Her 1956 novel “The Voice at the Back Door” offered a prophetic overview of the Civil Rights Era. The work chronicles the toxic politics surrounding a small town’s execution of black citizens. The New York Times pronounced it “practically perfect.” Spencer’s native state rebuked her as a traitor. The book was unanimously chosen by the Pulitzer jurors, but the governing committee chose to give no prize in 1957. Spencer’s candor about virulent segregationist racism is sometimes cited as the reason her award was withheld. Four years later “To Kill a Mockingbird”, based on a similar racial crime and clearly influenced by Spencer’s book, told its story from a child’s perspective and won the 1961 Pulitzer.
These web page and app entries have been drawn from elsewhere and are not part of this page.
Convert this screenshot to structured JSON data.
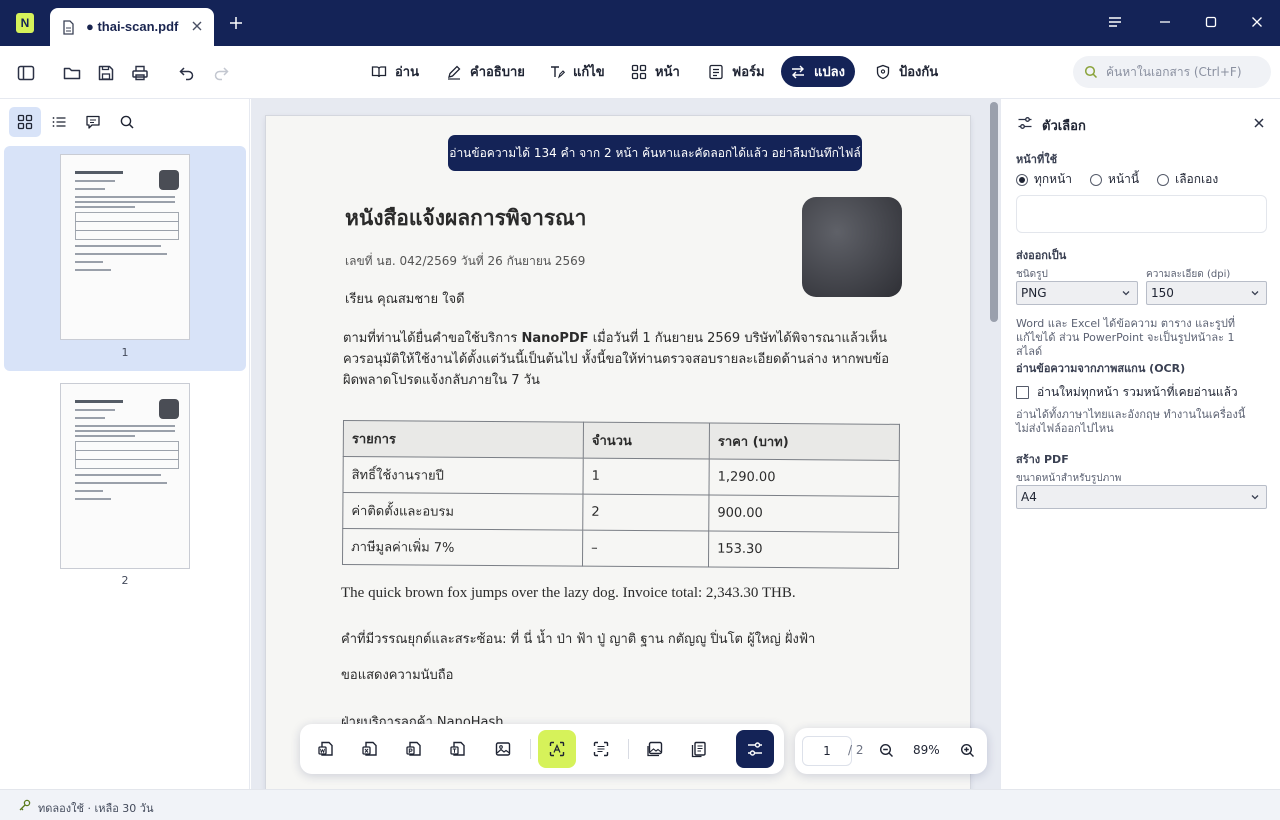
{
  "titlebar": {
    "tab_title": "● thai-scan.pdf"
  },
  "toolbar": {
    "modes": [
      {
        "label": "อ่าน",
        "icon": "book-icon"
      },
      {
        "label": "คำอธิบาย",
        "icon": "pen-icon"
      },
      {
        "label": "แก้ไข",
        "icon": "text-edit-icon"
      },
      {
        "label": "หน้า",
        "icon": "grid-icon"
      },
      {
        "label": "ฟอร์ม",
        "icon": "form-icon"
      },
      {
        "label": "แปลง",
        "icon": "convert-icon"
      },
      {
        "label": "ป้องกัน",
        "icon": "shield-icon"
      }
    ],
    "active_mode": "แปลง",
    "search_placeholder": "ค้นหาในเอกสาร (Ctrl+F)"
  },
  "sidebar": {
    "pages": [
      "1",
      "2"
    ],
    "selected_page": "1"
  },
  "document": {
    "banner": "อ่านข้อความได้ 134 คำ จาก 2 หน้า ค้นหาและคัดลอกได้แล้ว อย่าลืมบันทึกไฟล์",
    "title": "หนังสือแจ้งผลการพิจารณา",
    "ref": "เลขที่ นฮ. 042/2569   วันที่ 26 กันยายน 2569",
    "to": "เรียน คุณสมชาย ใจดี",
    "para_before": "ตามที่ท่านได้ยื่นคำขอใช้บริการ ",
    "para_brand": "NanoPDF",
    "para_after": " เมื่อวันที่ 1 กันยายน 2569 บริษัทได้พิจารณาแล้วเห็นควรอนุมัติให้ใช้งานได้ตั้งแต่วันนี้เป็นต้นไป หั้งนี้ขอให้ท่านตรวจสอบรายละเอียดด้านล่าง หากพบข้อผิดพลาดโปรดแจ้งกลับภายใน 7 วัน",
    "table": {
      "headers": [
        "รายการ",
        "จำนวน",
        "ราคา (บาท)"
      ],
      "rows": [
        [
          "สิทธิ์ใช้งานรายปี",
          "1",
          "1,290.00"
        ],
        [
          "ค่าติดตั้งและอบรม",
          "2",
          "900.00"
        ],
        [
          "ภาษีมูลค่าเพิ่ม 7%",
          "–",
          "153.30"
        ]
      ]
    },
    "english_line": "The quick brown fox jumps over the lazy dog. Invoice total: 2,343.30 THB.",
    "thai_test_line": "คำที่มีวรรณยุกต์และสระซ้อน: ที่ นี่ น้ำ ป่า ฟ้า ปู่ ญาติ ฐาน กตัญญู ปิ่นโต ผู้ใหญ่ ฝั่งฟ้า",
    "regards": "ขอแสดงความนับถือ",
    "signature": "ฝ่ายบริการลูกค้า NanoHash"
  },
  "page_nav": {
    "current": "1",
    "total": "/ 2",
    "zoom": "89%"
  },
  "panel": {
    "title": "ตัวเลือก",
    "pages_label": "หน้าที่ใช้",
    "radio_options": [
      "ทุกหน้า",
      "หน้านี้",
      "เลือกเอง"
    ],
    "radio_selected": "ทุกหน้า",
    "export_label": "ส่งออกเป็น",
    "format_label": "ชนิดรูป",
    "format_value": "PNG",
    "dpi_label": "ความละเอียด (dpi)",
    "dpi_value": "150",
    "export_note": "Word และ Excel ได้ข้อความ ตาราง และรูปที่แก้ไขได้ ส่วน PowerPoint จะเป็นรูปหน้าละ 1 สไลด์",
    "ocr_label": "อ่านข้อความจากภาพสแกน (OCR)",
    "ocr_checkbox": "อ่านใหม่ทุกหน้า รวมหน้าที่เคยอ่านแล้ว",
    "ocr_checked": false,
    "ocr_note": "อ่านได้ทั้งภาษาไทยและอังกฤษ ทำงานในเครื่องนี้ ไม่ส่งไฟล์ออกไปไหน",
    "create_label": "สร้าง PDF",
    "size_label": "ขนาดหน้าสำหรับรูปภาพ",
    "size_value": "A4"
  },
  "status": {
    "text": "ทดลองใช้ · เหลือ 30 วัน"
  },
  "colors": {
    "navy": "#142357",
    "lime": "#d6f25a",
    "selection": "#d8e3f8"
  }
}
Spencer received a Master’s in literature from Vanderbilt and worked as a teacher and a news reporter. Her first stories won the attention of writers like Robert Penn Warren and Eudora Welty. A 1953 Guggenheim Fellowship let her leave Mississippi for Italy. Her southern subject matter was enriched by Italian culture and the misadventures of Americans expatriates. In Rome, she met and married John Rusher of Cornwall, England. They moved to Montreal in 1956 and then to Chapel Hill in 1986 where Spencer served as the University’s writer-in-residence.
One of her stories set abroad, “The Light in the Piazza”, became a 1962 film starring Olivia de Havilland. In 2005, composer Adam Guettel and playwright Craig Lucas transformed the same story into a musical. It won six Tony awards and has become a staple of world theatre.
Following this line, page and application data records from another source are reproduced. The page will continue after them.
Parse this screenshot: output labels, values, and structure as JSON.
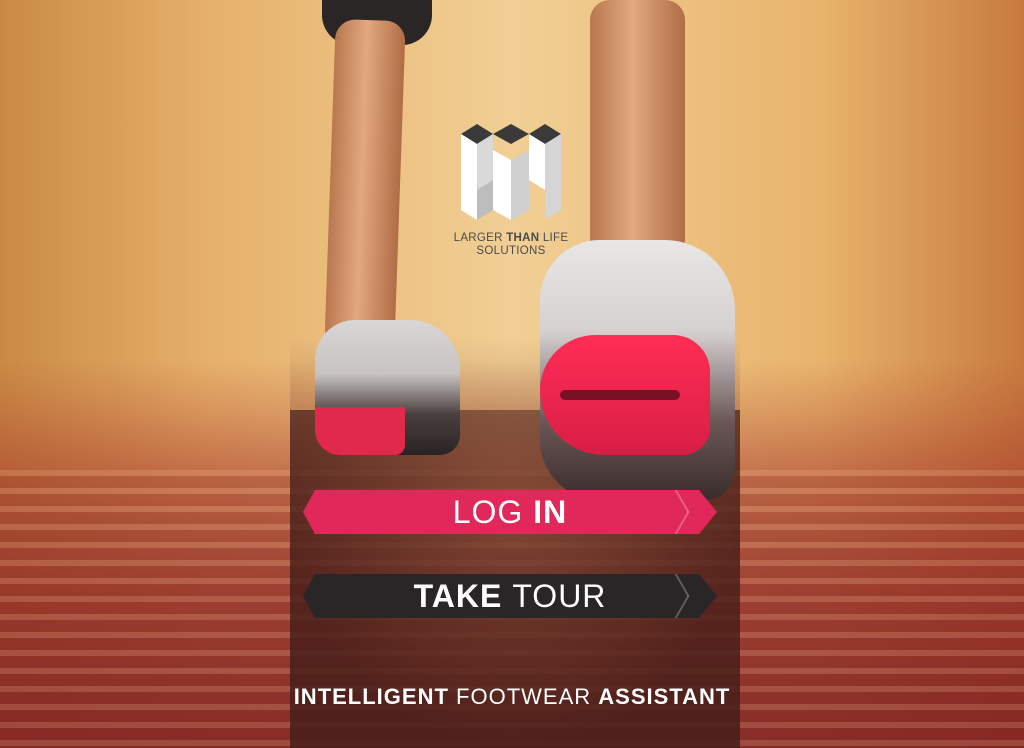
{
  "brand": {
    "line1_a": "LARGER",
    "line1_b": "THAN",
    "line1_c": "LIFE",
    "line2": "SOLUTIONS"
  },
  "buttons": {
    "login_a": "LOG",
    "login_b": "IN",
    "tour_a": "TAKE",
    "tour_b": "TOUR"
  },
  "tagline": {
    "part1": "INTELLIGENT",
    "part2": "FOOTWEAR",
    "part3": "ASSISTANT"
  },
  "colors": {
    "login": "#e0285a",
    "tour": "#2a2627"
  }
}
With Walker Percy, Shelby Foote and others, Spencer helped found the Fellowship of Southern Writers. She was a revered member of the American Academy of Arts and Letters. Her friends have rejoiced in her longevity, her dry wit, her profound loyalty and Democratic politics, her love of cats, and her epic interest in the world.
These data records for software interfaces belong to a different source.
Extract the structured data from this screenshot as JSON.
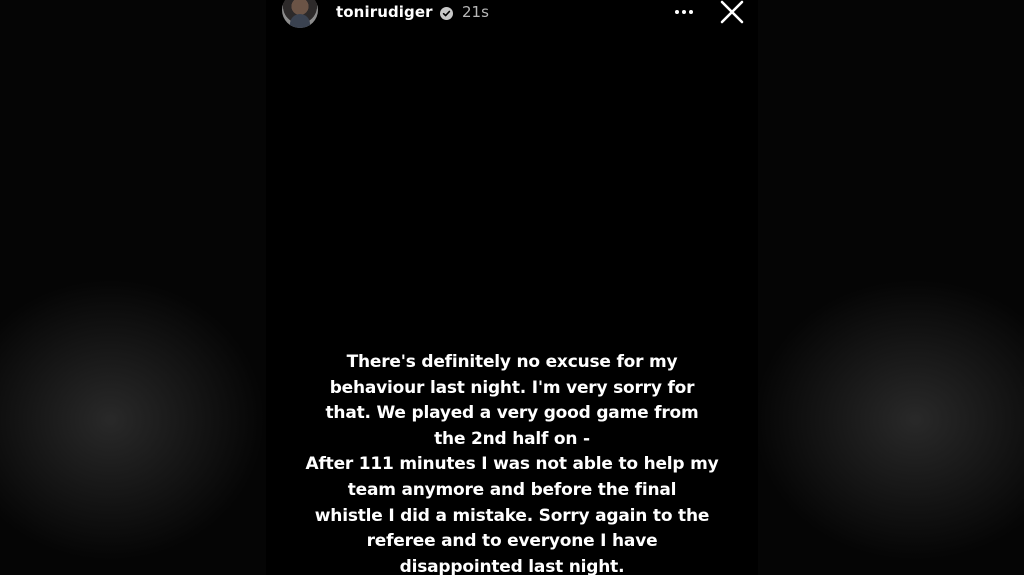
{
  "story": {
    "username": "tonirudiger",
    "timestamp": "21s",
    "icons": {
      "avatar": "profile-photo",
      "verified": "verified-badge-icon",
      "more": "more-options-icon",
      "close": "close-icon"
    },
    "caption_lines": [
      "There's definitely no excuse for my",
      "behaviour last night. I'm very sorry for",
      "that. We played a very good game from",
      "the 2nd half on -",
      "After 111 minutes I was not able to help my",
      "team anymore and before the final",
      "whistle I did a mistake. Sorry again to the",
      "referee and to everyone I have",
      "disappointed last night."
    ]
  }
}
She was pre-deceased by her husband, John Arthur Rusher, her brother, James Luther Spencer, Jr., and her nephew, William League Spencer, of Raleigh, NC, and is survived by her nephew James Luther Spencer III (Kim), of Brevard, NC, and her niece, Ellen Spencer Johnson, of Easley, SC., as well as by her husband's sister, Jennifer Rusher, of Chichester, England, and his nephews, John Mark Rusher (Julie), of Malta, James Edward Rusher, of Solilhull Near Birmingham, England, and David Templeman (Jenny), of Hinton Ampner, England.
The family is grateful for the caring services of her aides from Nurse Care of North Carolina. She was loved and admired by three generations of her family and a wide circle of friends.
Next year the non-profit Library of America, responsible for preserving essential national texts by the likes of Mark Twain, Emily Dickinson, Walt Whitman, will add Elizabeth Spencer to its pantheon.
Memorial services will be at 10:00am on February 1, 2020 at the Chapel of the Cross in Chapel Hill.
Walker's Funeral Home of Chapel Hill is honored to care for the Spencer family.